*What to work on*
Scan the entries and copy each line where the word "Setup" is present.

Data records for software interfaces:
○ ○ ○
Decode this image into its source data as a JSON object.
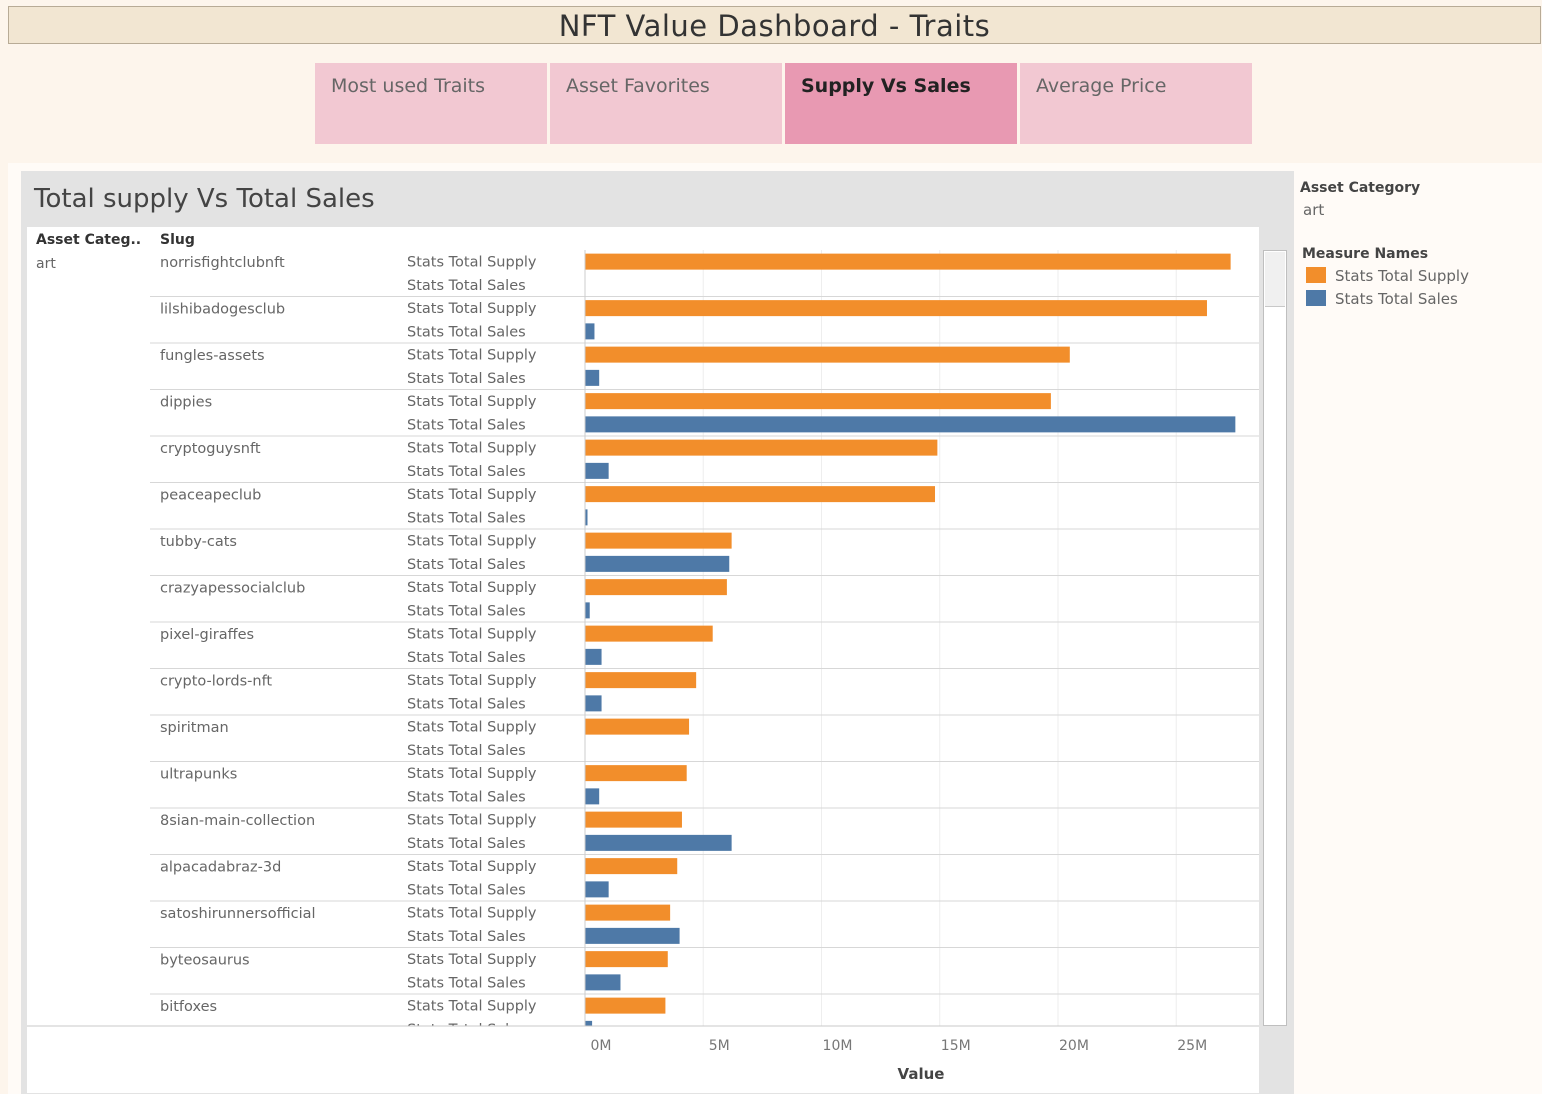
{
  "dashboard": {
    "title": "NFT Value Dashboard - Traits"
  },
  "tabs": [
    {
      "label": "Most used Traits",
      "active": false
    },
    {
      "label": "Asset Favorites",
      "active": false
    },
    {
      "label": "Supply Vs Sales",
      "active": true
    },
    {
      "label": "Average  Price",
      "active": false
    }
  ],
  "sheet": {
    "title": "Total supply Vs Total Sales",
    "col_headers": {
      "category": "Asset Categ..",
      "slug": "Slug"
    }
  },
  "legend": {
    "filter_title": "Asset Category",
    "filter_value": "art",
    "measure_title": "Measure Names",
    "items": [
      {
        "label": "Stats Total Supply",
        "color": "#f28e2b"
      },
      {
        "label": "Stats Total Sales",
        "color": "#4e79a7"
      }
    ]
  },
  "chart_data": {
    "type": "bar",
    "orientation": "horizontal",
    "category": "art",
    "categories": [
      "norrisfightclubnft",
      "lilshibadogesclub",
      "fungles-assets",
      "dippies",
      "cryptoguysnft",
      "peaceapeclub",
      "tubby-cats",
      "crazyapessocialclub",
      "pixel-giraffes",
      "crypto-lords-nft",
      "spiritman",
      "ultrapunks",
      "8sian-main-collection",
      "alpacadabraz-3d",
      "satoshirunnersofficial",
      "byteosaurus",
      "bitfoxes"
    ],
    "series": [
      {
        "name": "Stats Total Supply",
        "color": "#f28e2b",
        "values": [
          27.3,
          26.3,
          20.5,
          19.7,
          14.9,
          14.8,
          6.2,
          6.0,
          5.4,
          4.7,
          4.4,
          4.3,
          4.1,
          3.9,
          3.6,
          3.5,
          3.4
        ]
      },
      {
        "name": "Stats Total Sales",
        "color": "#4e79a7",
        "values": [
          0,
          0.4,
          0.6,
          27.5,
          1.0,
          0.1,
          6.1,
          0.2,
          0.7,
          0.7,
          0,
          0.6,
          6.2,
          1.0,
          4.0,
          1.5,
          0.3
        ]
      }
    ],
    "xlabel": "Value",
    "xticks": [
      "0M",
      "5M",
      "10M",
      "15M",
      "20M",
      "25M"
    ],
    "xlim": [
      0,
      28.5
    ],
    "unit": "M",
    "grid": true
  }
}
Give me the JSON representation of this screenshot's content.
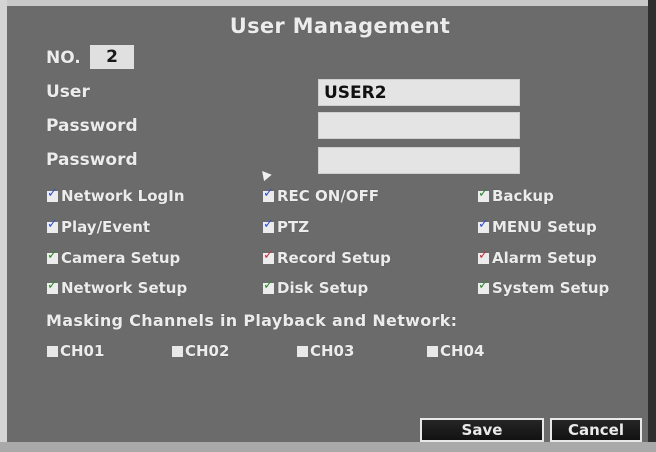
{
  "dialog": {
    "title": "User Management"
  },
  "number": {
    "label": "NO.",
    "value": "2"
  },
  "fields": {
    "user": {
      "label": "User",
      "value": "USER2"
    },
    "password": {
      "label": "Password",
      "value": ""
    },
    "password_confirm": {
      "label": "Password",
      "value": ""
    }
  },
  "permissions": [
    {
      "label": "Network LogIn",
      "checked": true
    },
    {
      "label": "REC ON/OFF",
      "checked": true
    },
    {
      "label": "Backup",
      "checked": true
    },
    {
      "label": "Play/Event",
      "checked": true
    },
    {
      "label": "PTZ",
      "checked": true
    },
    {
      "label": "MENU Setup",
      "checked": true
    },
    {
      "label": "Camera Setup",
      "checked": true
    },
    {
      "label": "Record Setup",
      "checked": true
    },
    {
      "label": "Alarm Setup",
      "checked": true
    },
    {
      "label": "Network Setup",
      "checked": true
    },
    {
      "label": "Disk Setup",
      "checked": true
    },
    {
      "label": "System Setup",
      "checked": true
    }
  ],
  "masking": {
    "title": "Masking Channels in Playback and Network:",
    "channels": [
      {
        "label": "CH01",
        "checked": false
      },
      {
        "label": "CH02",
        "checked": false
      },
      {
        "label": "CH03",
        "checked": false
      },
      {
        "label": "CH04",
        "checked": false
      }
    ]
  },
  "buttons": {
    "save": "Save",
    "cancel": "Cancel"
  },
  "colors": {
    "background": "#6b6b6b",
    "text": "#ececec",
    "field": "#e4e4e4",
    "button": "#1a1a1a"
  }
}
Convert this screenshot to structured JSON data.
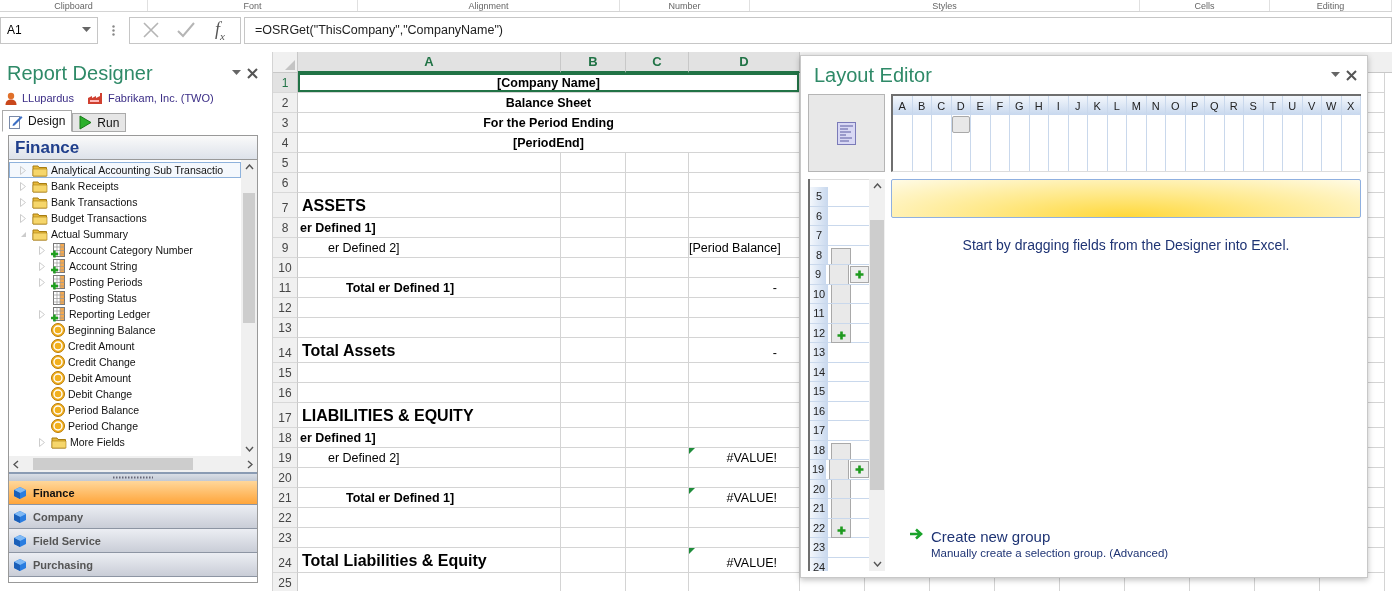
{
  "ribbon_groups": [
    "Clipboard",
    "Font",
    "Alignment",
    "Number",
    "Styles",
    "Cells",
    "Editing"
  ],
  "formula_bar": {
    "cell": "A1",
    "insert_function": "f$_{x}$",
    "formula": "=OSRGet(\"ThisCompany\",\"CompanyName\")"
  },
  "designer": {
    "title": "Report Designer",
    "user": "LLupardus",
    "company": "Fabrikam, Inc. (TWO)",
    "tabs": [
      {
        "label": "Design",
        "kind": "design",
        "selected": true
      },
      {
        "label": "Run",
        "kind": "run",
        "selected": false
      }
    ],
    "section": "Finance",
    "tree": [
      {
        "label": "Analytical Accounting Sub Transactio",
        "kind": "folder",
        "expanded": false,
        "selected": true
      },
      {
        "label": "Bank Receipts",
        "kind": "folder",
        "expanded": false,
        "selected": false
      },
      {
        "label": "Bank Transactions",
        "kind": "folder",
        "expanded": false,
        "selected": false
      },
      {
        "label": "Budget Transactions",
        "kind": "folder",
        "expanded": false,
        "selected": false
      },
      {
        "label": "Actual Summary",
        "kind": "folder",
        "expanded": true,
        "selected": false,
        "children": [
          {
            "label": "Account Category Number",
            "kind": "table-add",
            "expanded": false,
            "selected": false
          },
          {
            "label": "Account String",
            "kind": "table-add",
            "expanded": false,
            "selected": false
          },
          {
            "label": "Posting Periods",
            "kind": "table-add",
            "expanded": false,
            "selected": false
          },
          {
            "label": "Posting Status",
            "kind": "table",
            "selected": false
          },
          {
            "label": "Reporting Ledger",
            "kind": "table-add",
            "expanded": false,
            "selected": false
          },
          {
            "label": "Beginning Balance",
            "kind": "money",
            "selected": false
          },
          {
            "label": "Credit Amount",
            "kind": "money",
            "selected": false
          },
          {
            "label": "Credit Change",
            "kind": "money",
            "selected": false
          },
          {
            "label": "Debit Amount",
            "kind": "money",
            "selected": false
          },
          {
            "label": "Debit Change",
            "kind": "money",
            "selected": false
          },
          {
            "label": "Period Balance",
            "kind": "money",
            "selected": false
          },
          {
            "label": "Period Change",
            "kind": "money",
            "selected": false
          },
          {
            "label": "More Fields",
            "kind": "folder",
            "expanded": false,
            "selected": false
          }
        ]
      }
    ],
    "nav": [
      {
        "label": "Finance",
        "selected": true
      },
      {
        "label": "Company",
        "selected": false
      },
      {
        "label": "Field Service",
        "selected": false
      },
      {
        "label": "Purchasing",
        "selected": false
      }
    ]
  },
  "sheet": {
    "columns": [
      {
        "label": "A",
        "selected": true
      },
      {
        "label": "B",
        "selected": true
      },
      {
        "label": "C",
        "selected": true
      },
      {
        "label": "D",
        "selected": true
      }
    ],
    "rows": [
      {
        "number": "1",
        "kind": "title",
        "text": "[Company Name]",
        "selected": true
      },
      {
        "number": "2",
        "kind": "title",
        "text": "Balance Sheet",
        "selected": false
      },
      {
        "number": "3",
        "kind": "title",
        "text": "For the Period Ending",
        "selected": false
      },
      {
        "number": "4",
        "kind": "title",
        "text": "[PeriodEnd]",
        "selected": false
      },
      {
        "number": "5",
        "kind": "blank",
        "selected": false
      },
      {
        "number": "6",
        "kind": "blank",
        "selected": false
      },
      {
        "number": "7",
        "kind": "section",
        "text": "ASSETS",
        "selected": false
      },
      {
        "number": "8",
        "kind": "group",
        "text": "er Defined 1]",
        "selected": false
      },
      {
        "number": "9",
        "kind": "item",
        "text": "er Defined 2]",
        "value": "[Period Balance]",
        "flag": false,
        "selected": false
      },
      {
        "number": "10",
        "kind": "blank",
        "selected": false
      },
      {
        "number": "11",
        "kind": "total",
        "text": "Total er Defined 1]",
        "value": "-",
        "flag": false,
        "selected": false
      },
      {
        "number": "12",
        "kind": "blank",
        "selected": false
      },
      {
        "number": "13",
        "kind": "blank",
        "selected": false
      },
      {
        "number": "14",
        "kind": "section",
        "text": "Total Assets",
        "value": "-",
        "flag": false,
        "selected": false
      },
      {
        "number": "15",
        "kind": "blank",
        "selected": false
      },
      {
        "number": "16",
        "kind": "blank",
        "selected": false
      },
      {
        "number": "17",
        "kind": "section",
        "text": "LIABILITIES & EQUITY",
        "selected": false
      },
      {
        "number": "18",
        "kind": "group",
        "text": "er Defined 1]",
        "selected": false
      },
      {
        "number": "19",
        "kind": "item",
        "text": "er Defined 2]",
        "value": "#VALUE!",
        "flag": true,
        "selected": false
      },
      {
        "number": "20",
        "kind": "blank",
        "selected": false
      },
      {
        "number": "21",
        "kind": "total",
        "text": "Total er Defined 1]",
        "value": "#VALUE!",
        "flag": true,
        "selected": false
      },
      {
        "number": "22",
        "kind": "blank",
        "selected": false
      },
      {
        "number": "23",
        "kind": "blank",
        "selected": false
      },
      {
        "number": "24",
        "kind": "section",
        "text": "Total Liabilities & Equity",
        "value": "#VALUE!",
        "flag": true,
        "selected": false
      },
      {
        "number": "25",
        "kind": "blank",
        "selected": false
      }
    ]
  },
  "layout_editor": {
    "title": "Layout Editor",
    "columns": [
      {
        "label": "A",
        "occupied": false
      },
      {
        "label": "B",
        "occupied": false
      },
      {
        "label": "C",
        "occupied": false
      },
      {
        "label": "D",
        "occupied": true
      },
      {
        "label": "E",
        "occupied": false
      },
      {
        "label": "F",
        "occupied": false
      },
      {
        "label": "G",
        "occupied": false
      },
      {
        "label": "H",
        "occupied": false
      },
      {
        "label": "I",
        "occupied": false
      },
      {
        "label": "J",
        "occupied": false
      },
      {
        "label": "K",
        "occupied": false
      },
      {
        "label": "L",
        "occupied": false
      },
      {
        "label": "M",
        "occupied": false
      },
      {
        "label": "N",
        "occupied": false
      },
      {
        "label": "O",
        "occupied": false
      },
      {
        "label": "P",
        "occupied": false
      },
      {
        "label": "Q",
        "occupied": false
      },
      {
        "label": "R",
        "occupied": false
      },
      {
        "label": "S",
        "occupied": false
      },
      {
        "label": "T",
        "occupied": false
      },
      {
        "label": "U",
        "occupied": false
      },
      {
        "label": "V",
        "occupied": false
      },
      {
        "label": "W",
        "occupied": false
      },
      {
        "label": "X",
        "occupied": false
      }
    ],
    "rows": [
      {
        "label": "5",
        "kind": "plain",
        "add_button": false
      },
      {
        "label": "6",
        "kind": "plain",
        "add_button": false
      },
      {
        "label": "7",
        "kind": "plain",
        "add_button": false
      },
      {
        "label": "8",
        "kind": "group-start",
        "add_button": false
      },
      {
        "label": "9",
        "kind": "group-middle",
        "add_button": true
      },
      {
        "label": "10",
        "kind": "group-middle",
        "add_button": false
      },
      {
        "label": "11",
        "kind": "group-middle",
        "add_button": false
      },
      {
        "label": "12",
        "kind": "group-end",
        "add_button": false
      },
      {
        "label": "13",
        "kind": "plain",
        "add_button": false
      },
      {
        "label": "14",
        "kind": "plain",
        "add_button": false
      },
      {
        "label": "15",
        "kind": "plain",
        "add_button": false
      },
      {
        "label": "16",
        "kind": "plain",
        "add_button": false
      },
      {
        "label": "17",
        "kind": "plain",
        "add_button": false
      },
      {
        "label": "18",
        "kind": "group-start",
        "add_button": false
      },
      {
        "label": "19",
        "kind": "group-middle",
        "add_button": true
      },
      {
        "label": "20",
        "kind": "group-middle",
        "add_button": false
      },
      {
        "label": "21",
        "kind": "group-middle",
        "add_button": false
      },
      {
        "label": "22",
        "kind": "group-end",
        "add_button": false
      },
      {
        "label": "23",
        "kind": "plain",
        "add_button": false
      },
      {
        "label": "24",
        "kind": "plain",
        "add_button": false
      }
    ],
    "message": "Start by dragging fields from the Designer into Excel.",
    "action": {
      "label": "Create new group",
      "description": "Manually create a selection group. (Advanced)"
    }
  }
}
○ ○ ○
*Response*
      "label": "MENU Setup",
      "label": "Camera Setup",
      "label": "Record Setup",
      "label": "Alarm Setup",
      "label": "Network Setup",
      "label": "Disk Setup",
      "label": "System Setup",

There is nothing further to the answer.